Problem statement → Leave the pictures out and write out the rest of the listing word for word.

━━━ Entries shown

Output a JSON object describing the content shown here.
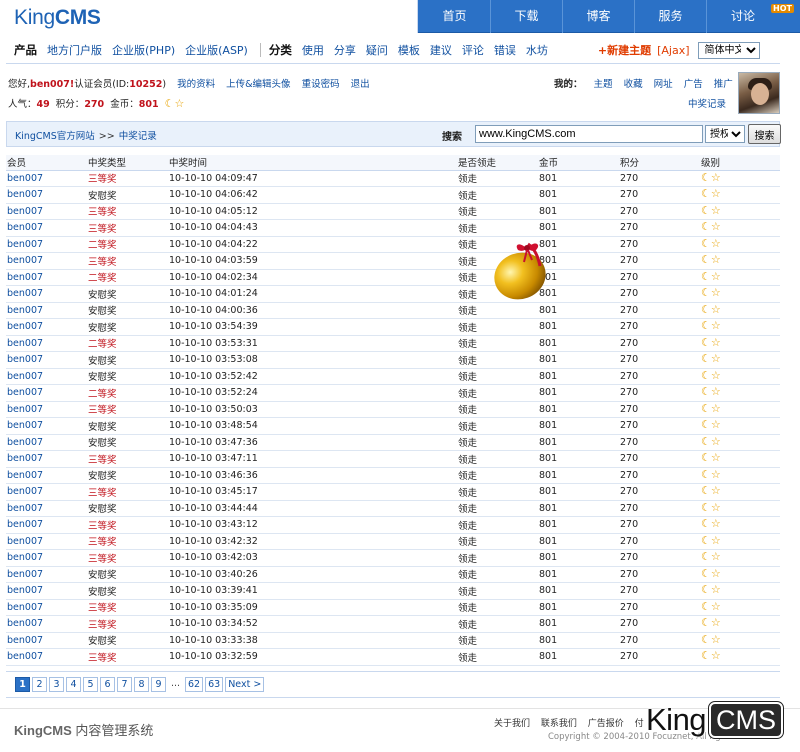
{
  "header": {
    "logo_light": "King",
    "logo_bold": "CMS",
    "nav": [
      "首页",
      "下载",
      "博客",
      "服务",
      "讨论"
    ],
    "hot_badge": "HOT"
  },
  "subnav": {
    "product_heading": "产品",
    "product_links": [
      "地方门户版",
      "企业版(PHP)",
      "企业版(ASP)"
    ],
    "category_heading": "分类",
    "category_links": [
      "使用",
      "分享",
      "疑问",
      "模板",
      "建议",
      "评论",
      "错误",
      "水坊"
    ],
    "new_topic": "+新建主题",
    "ajax": "[Ajax]",
    "language": "简体中文"
  },
  "user": {
    "greeting": "您好,",
    "username": "ben007!",
    "cert": "认证会员",
    "id_prefix": "(ID:",
    "id": "10252",
    "id_suffix": ")",
    "links": [
      "我的资料",
      "上传&编辑头像",
      "重设密码",
      "退出"
    ],
    "popularity_label": "人气：",
    "popularity": "49",
    "points_label": "积分：",
    "points": "270",
    "coins_label": "金币：",
    "coins": "801",
    "my_label": "我的：",
    "my_links": [
      "主题",
      "收藏",
      "网址",
      "广告",
      "推广"
    ],
    "lottery_link": "中奖记录"
  },
  "breadcrumb": {
    "home": "KingCMS官方网站",
    "sep": ">>",
    "current": "中奖记录"
  },
  "search": {
    "label": "搜索",
    "value": "www.KingCMS.com",
    "scope": "授权",
    "button": "搜索"
  },
  "table": {
    "headers": [
      "会员",
      "中奖类型",
      "中奖时间",
      "是否领走",
      "金币",
      "积分",
      "级别"
    ],
    "rows": [
      [
        "ben007",
        "三等奖",
        "10-10-10 04:09:47",
        "领走",
        "801",
        "270"
      ],
      [
        "ben007",
        "安慰奖",
        "10-10-10 04:06:42",
        "领走",
        "801",
        "270"
      ],
      [
        "ben007",
        "三等奖",
        "10-10-10 04:05:12",
        "领走",
        "801",
        "270"
      ],
      [
        "ben007",
        "三等奖",
        "10-10-10 04:04:43",
        "领走",
        "801",
        "270"
      ],
      [
        "ben007",
        "二等奖",
        "10-10-10 04:04:22",
        "领走",
        "801",
        "270"
      ],
      [
        "ben007",
        "三等奖",
        "10-10-10 04:03:59",
        "领走",
        "801",
        "270"
      ],
      [
        "ben007",
        "二等奖",
        "10-10-10 04:02:34",
        "领走",
        "801",
        "270"
      ],
      [
        "ben007",
        "安慰奖",
        "10-10-10 04:01:24",
        "领走",
        "801",
        "270"
      ],
      [
        "ben007",
        "安慰奖",
        "10-10-10 04:00:36",
        "领走",
        "801",
        "270"
      ],
      [
        "ben007",
        "安慰奖",
        "10-10-10 03:54:39",
        "领走",
        "801",
        "270"
      ],
      [
        "ben007",
        "二等奖",
        "10-10-10 03:53:31",
        "领走",
        "801",
        "270"
      ],
      [
        "ben007",
        "安慰奖",
        "10-10-10 03:53:08",
        "领走",
        "801",
        "270"
      ],
      [
        "ben007",
        "安慰奖",
        "10-10-10 03:52:42",
        "领走",
        "801",
        "270"
      ],
      [
        "ben007",
        "二等奖",
        "10-10-10 03:52:24",
        "领走",
        "801",
        "270"
      ],
      [
        "ben007",
        "三等奖",
        "10-10-10 03:50:03",
        "领走",
        "801",
        "270"
      ],
      [
        "ben007",
        "安慰奖",
        "10-10-10 03:48:54",
        "领走",
        "801",
        "270"
      ],
      [
        "ben007",
        "安慰奖",
        "10-10-10 03:47:36",
        "领走",
        "801",
        "270"
      ],
      [
        "ben007",
        "三等奖",
        "10-10-10 03:47:11",
        "领走",
        "801",
        "270"
      ],
      [
        "ben007",
        "安慰奖",
        "10-10-10 03:46:36",
        "领走",
        "801",
        "270"
      ],
      [
        "ben007",
        "三等奖",
        "10-10-10 03:45:17",
        "领走",
        "801",
        "270"
      ],
      [
        "ben007",
        "安慰奖",
        "10-10-10 03:44:44",
        "领走",
        "801",
        "270"
      ],
      [
        "ben007",
        "三等奖",
        "10-10-10 03:43:12",
        "领走",
        "801",
        "270"
      ],
      [
        "ben007",
        "三等奖",
        "10-10-10 03:42:32",
        "领走",
        "801",
        "270"
      ],
      [
        "ben007",
        "三等奖",
        "10-10-10 03:42:03",
        "领走",
        "801",
        "270"
      ],
      [
        "ben007",
        "安慰奖",
        "10-10-10 03:40:26",
        "领走",
        "801",
        "270"
      ],
      [
        "ben007",
        "安慰奖",
        "10-10-10 03:39:41",
        "领走",
        "801",
        "270"
      ],
      [
        "ben007",
        "三等奖",
        "10-10-10 03:35:09",
        "领走",
        "801",
        "270"
      ],
      [
        "ben007",
        "三等奖",
        "10-10-10 03:34:52",
        "领走",
        "801",
        "270"
      ],
      [
        "ben007",
        "安慰奖",
        "10-10-10 03:33:38",
        "领走",
        "801",
        "270"
      ],
      [
        "ben007",
        "三等奖",
        "10-10-10 03:32:59",
        "领走",
        "801",
        "270"
      ]
    ],
    "level_icons": [
      "moon-icon",
      "star-icon"
    ]
  },
  "pager": {
    "current": "1",
    "pages": [
      "2",
      "3",
      "4",
      "5",
      "6",
      "7",
      "8",
      "9"
    ],
    "dots": "...",
    "tail": [
      "62",
      "63"
    ],
    "next": "Next >"
  },
  "footer": {
    "brand_bold": "KingCMS",
    "brand_rest": " 内容管理系统",
    "links": [
      "关于我们",
      "联系我们",
      "广告报价",
      "付"
    ],
    "copyright": "Copyright © 2004-2010 Focuznet, All rights reserved"
  },
  "watermark": {
    "king": "King",
    "cms": "CMS"
  },
  "colors": {
    "primary": "#2b71c6",
    "accent_red": "#c0121b",
    "link": "#1050a0",
    "star": "#e7a200"
  }
}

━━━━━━

Solution for this task →
Output a JSON object describing the content shown here.
{
  "header": {
    "logo_light": "King",
    "logo_bold": "CMS",
    "nav": [
      "首页",
      "下载",
      "博客",
      "服务",
      "讨论"
    ],
    "hot_badge": "HOT"
  },
  "subnav": {
    "product_heading": "产品",
    "product_links": [
      "地方门户版",
      "企业版(PHP)",
      "企业版(ASP)"
    ],
    "category_heading": "分类",
    "category_links": [
      "使用",
      "分享",
      "疑问",
      "模板",
      "建议",
      "评论",
      "错误",
      "水坊"
    ],
    "new_topic": "+新建主题",
    "ajax": "[Ajax]",
    "language": "简体中文"
  },
  "user": {
    "greeting": "您好,",
    "username": "ben007!",
    "cert": "认证会员",
    "id_prefix": "(ID:",
    "id": "10252",
    "id_suffix": ")",
    "links": [
      "我的资料",
      "上传&编辑头像",
      "重设密码",
      "退出"
    ],
    "popularity_label": "人气：",
    "popularity": "49",
    "points_label": "积分：",
    "points": "270",
    "coins_label": "金币：",
    "coins": "801",
    "my_label": "我的：",
    "my_links": [
      "主题",
      "收藏",
      "网址",
      "广告",
      "推广"
    ],
    "lottery_link": "中奖记录"
  },
  "breadcrumb": {
    "home": "KingCMS官方网站",
    "sep": ">>",
    "current": "中奖记录"
  },
  "search": {
    "label": "搜索",
    "value": "www.KingCMS.com",
    "scope": "授权",
    "button": "搜索"
  },
  "table": {
    "headers": [
      "会员",
      "中奖类型",
      "中奖时间",
      "是否领走",
      "金币",
      "积分",
      "级别"
    ],
    "rows": [
      [
        "ben007",
        "三等奖",
        "10-10-10 04:09:47",
        "领走",
        "801",
        "270"
      ],
      [
        "ben007",
        "安慰奖",
        "10-10-10 04:06:42",
        "领走",
        "801",
        "270"
      ],
      [
        "ben007",
        "三等奖",
        "10-10-10 04:05:12",
        "领走",
        "801",
        "270"
      ],
      [
        "ben007",
        "三等奖",
        "10-10-10 04:04:43",
        "领走",
        "801",
        "270"
      ],
      [
        "ben007",
        "二等奖",
        "10-10-10 04:04:22",
        "领走",
        "801",
        "270"
      ],
      [
        "ben007",
        "三等奖",
        "10-10-10 04:03:59",
        "领走",
        "801",
        "270"
      ],
      [
        "ben007",
        "二等奖",
        "10-10-10 04:02:34",
        "领走",
        "801",
        "270"
      ],
      [
        "ben007",
        "安慰奖",
        "10-10-10 04:01:24",
        "领走",
        "801",
        "270"
      ],
      [
        "ben007",
        "安慰奖",
        "10-10-10 04:00:36",
        "领走",
        "801",
        "270"
      ],
      [
        "ben007",
        "安慰奖",
        "10-10-10 03:54:39",
        "领走",
        "801",
        "270"
      ],
      [
        "ben007",
        "二等奖",
        "10-10-10 03:53:31",
        "领走",
        "801",
        "270"
      ],
      [
        "ben007",
        "安慰奖",
        "10-10-10 03:53:08",
        "领走",
        "801",
        "270"
      ],
      [
        "ben007",
        "安慰奖",
        "10-10-10 03:52:42",
        "领走",
        "801",
        "270"
      ],
      [
        "ben007",
        "二等奖",
        "10-10-10 03:52:24",
        "领走",
        "801",
        "270"
      ],
      [
        "ben007",
        "三等奖",
        "10-10-10 03:50:03",
        "领走",
        "801",
        "270"
      ],
      [
        "ben007",
        "安慰奖",
        "10-10-10 03:48:54",
        "领走",
        "801",
        "270"
      ],
      [
        "ben007",
        "安慰奖",
        "10-10-10 03:47:36",
        "领走",
        "801",
        "270"
      ],
      [
        "ben007",
        "三等奖",
        "10-10-10 03:47:11",
        "领走",
        "801",
        "270"
      ],
      [
        "ben007",
        "安慰奖",
        "10-10-10 03:46:36",
        "领走",
        "801",
        "270"
      ],
      [
        "ben007",
        "三等奖",
        "10-10-10 03:45:17",
        "领走",
        "801",
        "270"
      ],
      [
        "ben007",
        "安慰奖",
        "10-10-10 03:44:44",
        "领走",
        "801",
        "270"
      ],
      [
        "ben007",
        "三等奖",
        "10-10-10 03:43:12",
        "领走",
        "801",
        "270"
      ],
      [
        "ben007",
        "三等奖",
        "10-10-10 03:42:32",
        "领走",
        "801",
        "270"
      ],
      [
        "ben007",
        "三等奖",
        "10-10-10 03:42:03",
        "领走",
        "801",
        "270"
      ],
      [
        "ben007",
        "安慰奖",
        "10-10-10 03:40:26",
        "领走",
        "801",
        "270"
      ],
      [
        "ben007",
        "安慰奖",
        "10-10-10 03:39:41",
        "领走",
        "801",
        "270"
      ],
      [
        "ben007",
        "三等奖",
        "10-10-10 03:35:09",
        "领走",
        "801",
        "270"
      ],
      [
        "ben007",
        "三等奖",
        "10-10-10 03:34:52",
        "领走",
        "801",
        "270"
      ],
      [
        "ben007",
        "安慰奖",
        "10-10-10 03:33:38",
        "领走",
        "801",
        "270"
      ],
      [
        "ben007",
        "三等奖",
        "10-10-10 03:32:59",
        "领走",
        "801",
        "270"
      ]
    ],
    "level_icons": [
      "moon-icon",
      "star-icon"
    ]
  },
  "pager": {
    "current": "1",
    "pages": [
      "2",
      "3",
      "4",
      "5",
      "6",
      "7",
      "8",
      "9"
    ],
    "dots": "...",
    "tail": [
      "62",
      "63"
    ],
    "next": "Next >"
  },
  "footer": {
    "brand_bold": "KingCMS",
    "brand_rest": " 内容管理系统",
    "links": [
      "关于我们",
      "联系我们",
      "广告报价",
      "付"
    ],
    "copyright": "Copyright © 2004-2010 Focuznet, All rights reserved"
  },
  "watermark": {
    "king": "King",
    "cms": "CMS"
  },
  "colors": {
    "primary": "#2b71c6",
    "accent_red": "#c0121b",
    "link": "#1050a0",
    "star": "#e7a200"
  }
}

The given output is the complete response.